Citing PatentFiling datePublication dateApplicantTitle
US8718586 *Jun 30, 2009May 6, 2014Anritsu CompanyApparatus for enhancing the dynamic range of shockline-based sampling receivers
US20100330944 *Jun 30, 2009Dec 30, 2010Anritsu CompanyApparatus for enhancing the dynamic range of shockline-based sampling receivers
Classifications
U.S. Classification327/291, 327/293
International ClassificationG06F1/04
Cooperative ClassificationG06F1/04
European ClassificationG06F1/04
Legal Events
DateCodeEventDescription
Feb 8, 2012FPAYFee payment
Year of fee payment: 4
Jul 10, 2006ASAssignment
Owner name: AGILENT TECHNOLOGIES, INC., COLORADO

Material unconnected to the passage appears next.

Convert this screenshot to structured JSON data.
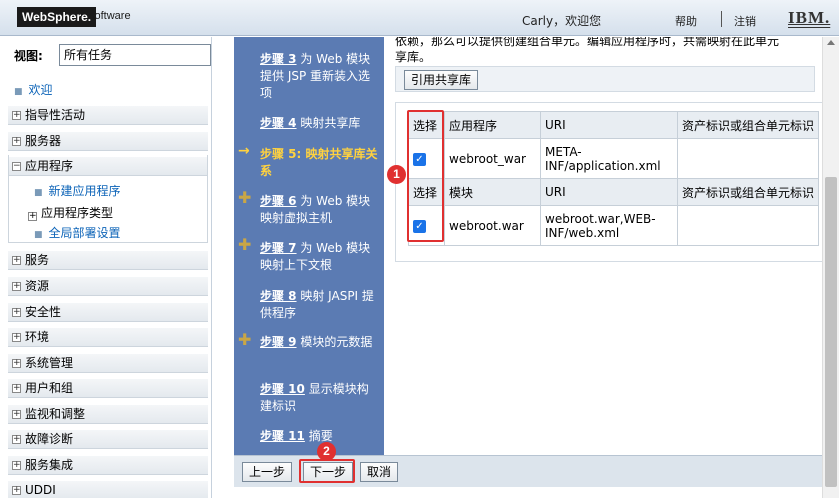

Free format text: ASSIGNMENT OF ASSIGNORS INTEREST;ASSIGNORS:GUNYAN, DANIEL B;SCOTT, JONATHAN B;REEL/FRAME:017901/0422
Effective date: 20060522